In the FTC’s view, eliminating Talecris would have been particularly detrimental to competition in each of the four relevant product markets. Absent the acquisition, Talecris would have increased availability and lowered prices of the four therapies. In fact, in its complaint, the Commission asserted that the “aggressively expanding” Talecris is “the one firm in the industry that can thwart the prevailing restrained, oligopolistic approach.” According to the Commission, the other competitors are not large enough to impact significantly the market. Moreover, because of barriers to entry such as significant up-front costs, onerous regulations, and specialized technical experience, the FTC rejected the notion that new entry would reduce the anticompetitive effects of the proposed merger. Finally, the FTC noted the lack of merger-specific efficiencies to offset the potential harm to competition.  

The Commission’s action here is notable for several reasons. First, in recent years the predominant issue in pharmaceutical mergers has been the potential for “unilateral effects” where the concern is that the acquisition would eliminate a very close competitor and thereby make it more likely that post-merger the acquiring firm will be able to unilaterally raise prices. In this case, in large part due to the conduct that the FTC alleged had been occurring in recent years, the Commission charged that the merger would facilitate more coordinated interaction, or collusion, among the remaining competitors – not unilateral effects. Second, companies contemplating acquisitions in concentrated markets should also recognize that the nine month period it took the FTC to review this transaction before deciding to challenge is a typical time line for the review of such transactions. Third, the action illustrates how once the FTC decides to file a complaint challenging a merger, particularly where a deal already has been subject to a long investigation, it may be difficult for the parties to hold out for an additional extended period of time to litigate the matter.
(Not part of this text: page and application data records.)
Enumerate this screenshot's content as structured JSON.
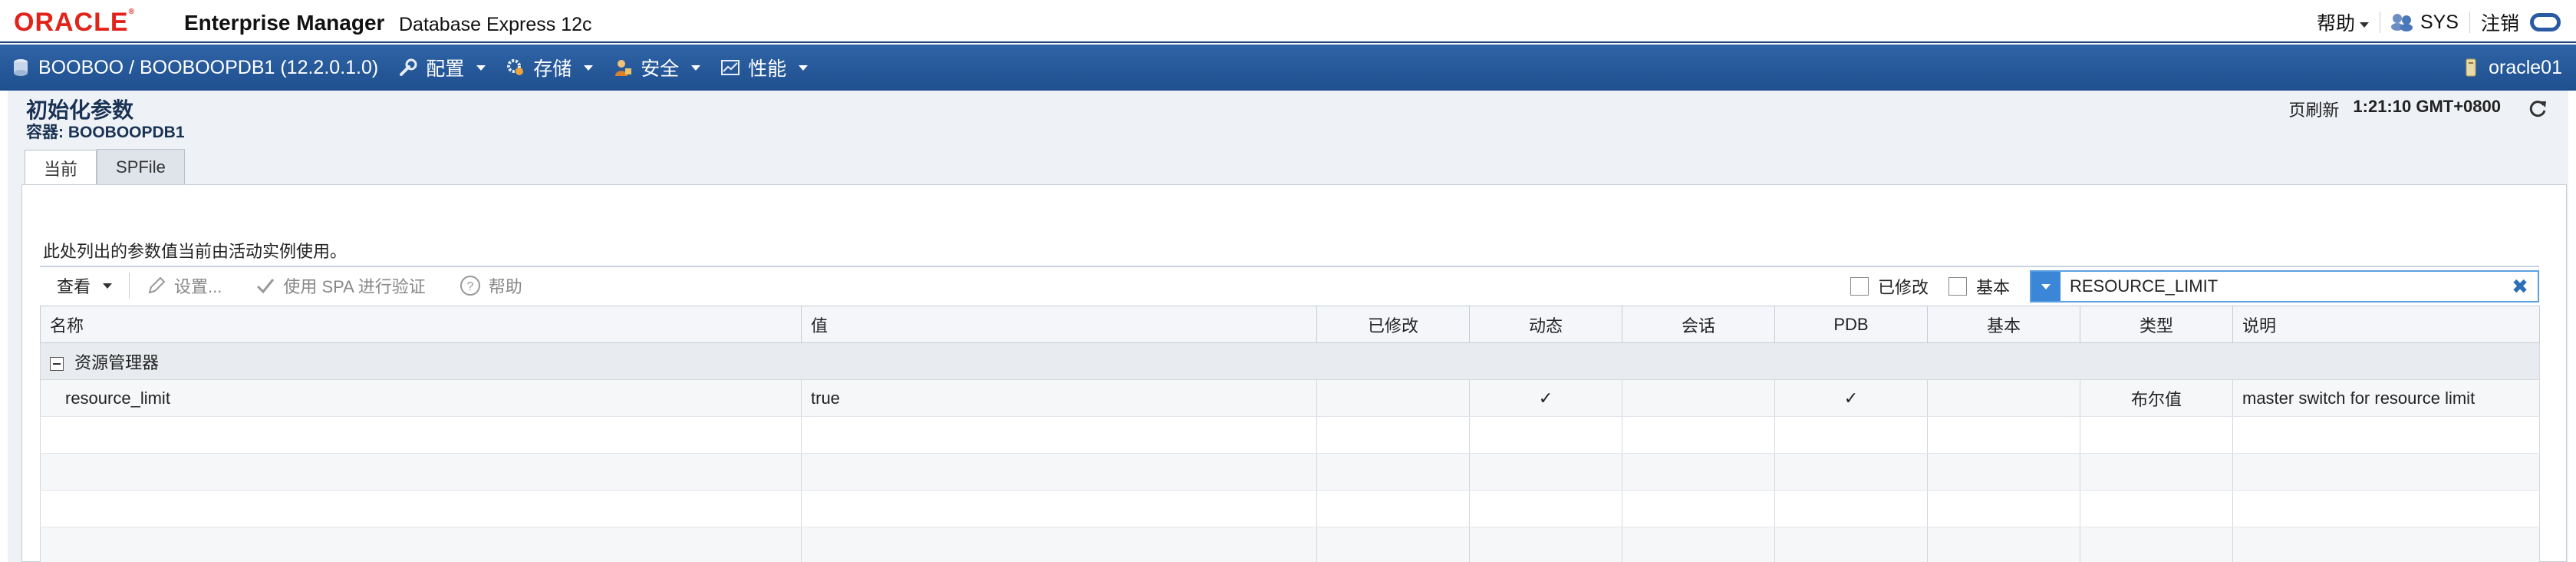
{
  "header": {
    "logo_text": "ORACLE",
    "app_title": "Enterprise Manager",
    "app_subtitle": "Database Express 12c",
    "help_label": "帮助",
    "user_label": "SYS",
    "logout_label": "注销"
  },
  "nav": {
    "db_label": "BOOBOO / BOOBOOPDB1 (12.2.0.1.0)",
    "menus": [
      {
        "label": "配置",
        "icon": "wrench-icon"
      },
      {
        "label": "存储",
        "icon": "storage-gear-icon"
      },
      {
        "label": "安全",
        "icon": "security-user-icon"
      },
      {
        "label": "性能",
        "icon": "performance-chart-icon"
      }
    ],
    "host_label": "oracle01"
  },
  "page": {
    "title": "初始化参数",
    "container_label": "容器:",
    "container_value": "BOOBOOPDB1",
    "refresh_label": "页刷新",
    "refresh_time": "1:21:10 GMT+0800",
    "tabs": [
      {
        "label": "当前",
        "active": true
      },
      {
        "label": "SPFile",
        "active": false
      }
    ],
    "info_text": "此处列出的参数值当前由活动实例使用。"
  },
  "toolbar": {
    "view_label": "查看",
    "set_label": "设置...",
    "spa_label": "使用 SPA 进行验证",
    "help_label": "帮助",
    "filter_modified_label": "已修改",
    "filter_basic_label": "基本",
    "search_value": "RESOURCE_LIMIT"
  },
  "table": {
    "columns": [
      "名称",
      "值",
      "已修改",
      "动态",
      "会话",
      "PDB",
      "基本",
      "类型",
      "说明"
    ],
    "group_label": "资源管理器",
    "rows": [
      {
        "name": "resource_limit",
        "value": "true",
        "modified": "",
        "dynamic": "✓",
        "session": "",
        "pdb": "✓",
        "basic": "",
        "type": "布尔值",
        "description": "master switch for resource limit"
      }
    ]
  },
  "colors": {
    "nav_blue": "#1f4f8f",
    "oracle_red": "#e2231a",
    "search_accent": "#3b86d6"
  }
}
In this case, the parties initially announced that they would fight the FTC in court, but soon abandoned the effort, in part apparently due to the risk of a preliminary injunction that would block the deal for an additional extended time period while the administrative proceeding ran its course.